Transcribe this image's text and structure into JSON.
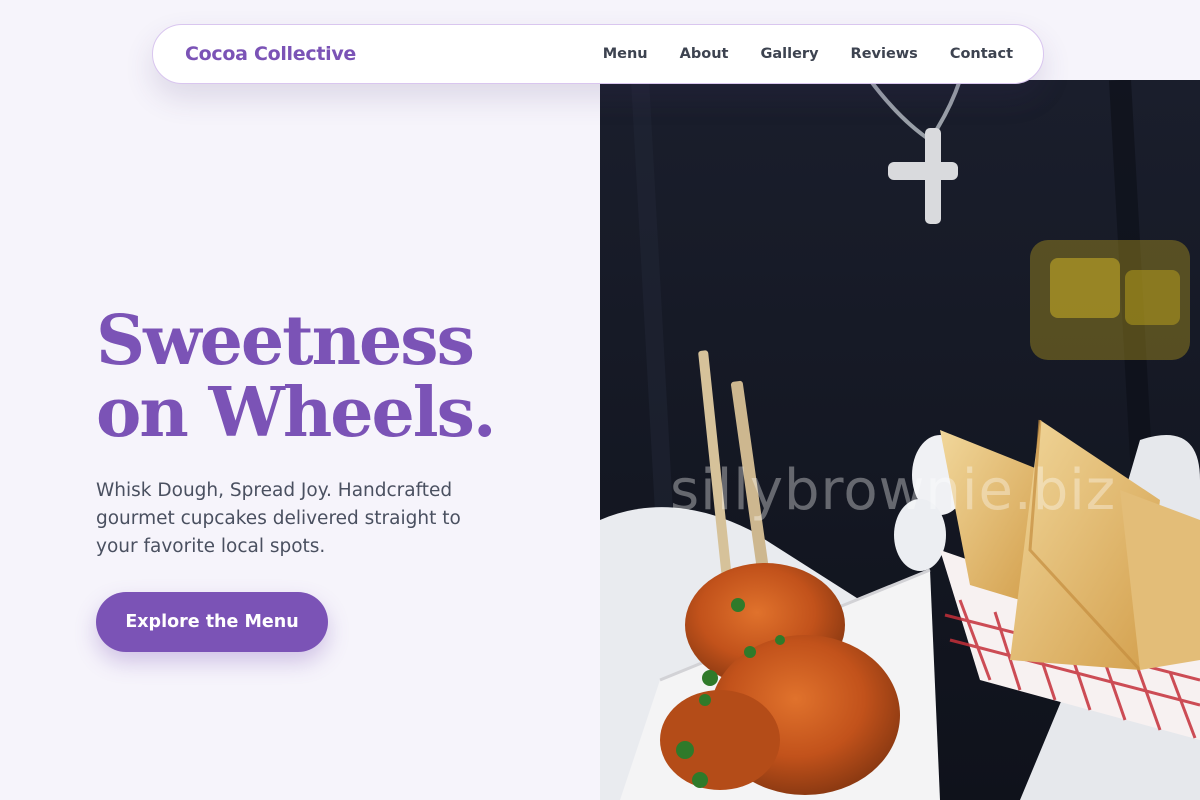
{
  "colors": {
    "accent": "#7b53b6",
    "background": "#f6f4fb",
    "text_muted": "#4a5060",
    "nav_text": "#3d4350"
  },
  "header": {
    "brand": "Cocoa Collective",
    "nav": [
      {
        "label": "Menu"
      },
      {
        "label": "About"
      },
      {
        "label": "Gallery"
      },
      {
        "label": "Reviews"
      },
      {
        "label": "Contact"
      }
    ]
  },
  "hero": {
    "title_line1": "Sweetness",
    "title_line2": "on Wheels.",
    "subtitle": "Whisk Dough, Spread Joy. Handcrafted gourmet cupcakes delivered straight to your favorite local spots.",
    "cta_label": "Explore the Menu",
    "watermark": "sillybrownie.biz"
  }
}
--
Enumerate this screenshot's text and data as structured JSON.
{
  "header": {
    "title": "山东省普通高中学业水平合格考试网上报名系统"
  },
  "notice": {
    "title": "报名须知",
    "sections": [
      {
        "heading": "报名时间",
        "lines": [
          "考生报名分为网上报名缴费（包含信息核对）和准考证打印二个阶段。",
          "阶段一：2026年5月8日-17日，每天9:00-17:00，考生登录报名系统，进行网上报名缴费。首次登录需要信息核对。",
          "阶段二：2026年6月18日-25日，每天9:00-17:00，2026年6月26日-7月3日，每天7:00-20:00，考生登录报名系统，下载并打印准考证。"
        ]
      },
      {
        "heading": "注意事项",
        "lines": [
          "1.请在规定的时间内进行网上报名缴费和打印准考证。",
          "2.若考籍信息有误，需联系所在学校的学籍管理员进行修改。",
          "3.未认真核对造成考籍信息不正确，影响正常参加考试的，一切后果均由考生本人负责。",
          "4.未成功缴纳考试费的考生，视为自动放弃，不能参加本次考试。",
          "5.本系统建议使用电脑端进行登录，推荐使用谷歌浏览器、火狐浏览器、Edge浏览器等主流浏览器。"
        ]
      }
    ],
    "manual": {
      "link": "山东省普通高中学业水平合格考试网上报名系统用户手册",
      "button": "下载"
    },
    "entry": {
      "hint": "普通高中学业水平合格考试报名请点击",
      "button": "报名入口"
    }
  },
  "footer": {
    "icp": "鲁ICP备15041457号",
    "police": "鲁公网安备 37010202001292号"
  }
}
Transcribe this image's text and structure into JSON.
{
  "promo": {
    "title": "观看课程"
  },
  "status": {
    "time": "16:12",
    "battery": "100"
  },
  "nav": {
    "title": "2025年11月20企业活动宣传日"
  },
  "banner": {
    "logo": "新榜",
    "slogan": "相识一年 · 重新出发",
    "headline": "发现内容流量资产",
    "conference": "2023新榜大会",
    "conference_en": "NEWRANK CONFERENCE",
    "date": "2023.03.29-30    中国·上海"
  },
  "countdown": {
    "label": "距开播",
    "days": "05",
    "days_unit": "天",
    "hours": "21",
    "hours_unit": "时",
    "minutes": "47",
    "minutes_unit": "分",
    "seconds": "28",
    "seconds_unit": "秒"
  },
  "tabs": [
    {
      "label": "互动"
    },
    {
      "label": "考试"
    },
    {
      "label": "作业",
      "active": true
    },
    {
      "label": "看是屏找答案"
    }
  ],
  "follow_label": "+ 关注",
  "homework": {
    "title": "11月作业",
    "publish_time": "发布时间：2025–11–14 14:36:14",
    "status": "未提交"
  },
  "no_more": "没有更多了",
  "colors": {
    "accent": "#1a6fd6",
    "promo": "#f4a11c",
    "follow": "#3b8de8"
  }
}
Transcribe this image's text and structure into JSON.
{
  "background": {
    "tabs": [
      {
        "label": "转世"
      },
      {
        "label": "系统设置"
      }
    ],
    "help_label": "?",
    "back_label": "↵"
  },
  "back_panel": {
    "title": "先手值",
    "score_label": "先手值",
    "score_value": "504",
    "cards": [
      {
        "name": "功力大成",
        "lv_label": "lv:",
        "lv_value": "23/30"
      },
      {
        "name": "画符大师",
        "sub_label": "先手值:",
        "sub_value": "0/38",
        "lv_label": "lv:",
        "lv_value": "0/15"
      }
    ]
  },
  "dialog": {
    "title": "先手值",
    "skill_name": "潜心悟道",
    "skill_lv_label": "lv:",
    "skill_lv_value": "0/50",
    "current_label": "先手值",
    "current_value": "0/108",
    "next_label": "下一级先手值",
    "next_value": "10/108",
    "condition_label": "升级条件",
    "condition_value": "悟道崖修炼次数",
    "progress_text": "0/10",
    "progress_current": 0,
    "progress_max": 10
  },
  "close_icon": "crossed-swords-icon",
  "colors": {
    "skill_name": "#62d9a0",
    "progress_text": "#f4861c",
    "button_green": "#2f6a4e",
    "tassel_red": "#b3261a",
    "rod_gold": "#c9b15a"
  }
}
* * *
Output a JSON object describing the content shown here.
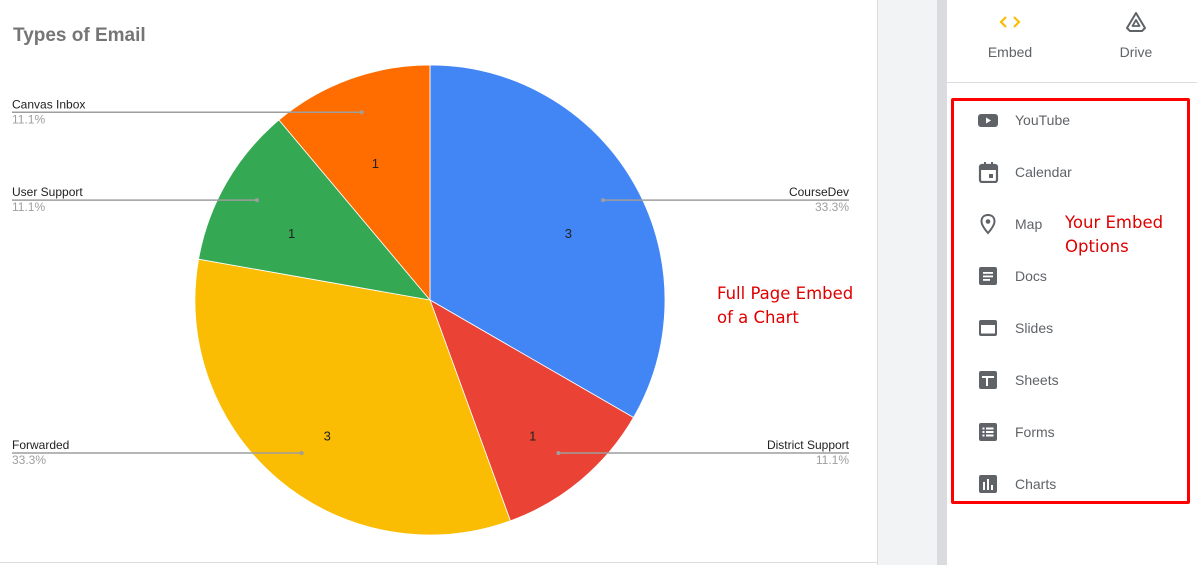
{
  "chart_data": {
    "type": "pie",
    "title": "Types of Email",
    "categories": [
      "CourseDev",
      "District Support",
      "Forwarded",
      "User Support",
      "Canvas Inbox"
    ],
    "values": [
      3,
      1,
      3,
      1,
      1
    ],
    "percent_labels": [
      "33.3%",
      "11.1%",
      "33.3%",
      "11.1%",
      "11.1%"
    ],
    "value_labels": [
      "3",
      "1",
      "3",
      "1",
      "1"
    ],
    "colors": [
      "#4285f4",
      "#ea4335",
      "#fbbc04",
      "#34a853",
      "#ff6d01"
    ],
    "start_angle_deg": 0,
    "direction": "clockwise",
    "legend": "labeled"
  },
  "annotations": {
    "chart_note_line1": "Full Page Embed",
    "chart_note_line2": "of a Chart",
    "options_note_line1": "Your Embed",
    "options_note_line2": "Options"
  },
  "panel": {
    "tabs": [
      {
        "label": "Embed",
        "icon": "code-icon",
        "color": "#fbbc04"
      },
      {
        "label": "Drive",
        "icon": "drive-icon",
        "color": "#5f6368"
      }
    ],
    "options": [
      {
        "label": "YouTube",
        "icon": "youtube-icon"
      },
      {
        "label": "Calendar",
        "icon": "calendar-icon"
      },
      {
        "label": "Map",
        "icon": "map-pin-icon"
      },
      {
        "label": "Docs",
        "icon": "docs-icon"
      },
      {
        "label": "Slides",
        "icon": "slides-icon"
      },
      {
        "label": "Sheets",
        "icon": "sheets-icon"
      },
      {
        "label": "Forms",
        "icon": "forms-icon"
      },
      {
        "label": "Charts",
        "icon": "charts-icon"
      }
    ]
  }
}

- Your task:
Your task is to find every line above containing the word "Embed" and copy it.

- Exercise result:
    "chart_note_line1": "Full Page Embed",
    "options_note_line1": "Your Embed",
        "label": "Embed",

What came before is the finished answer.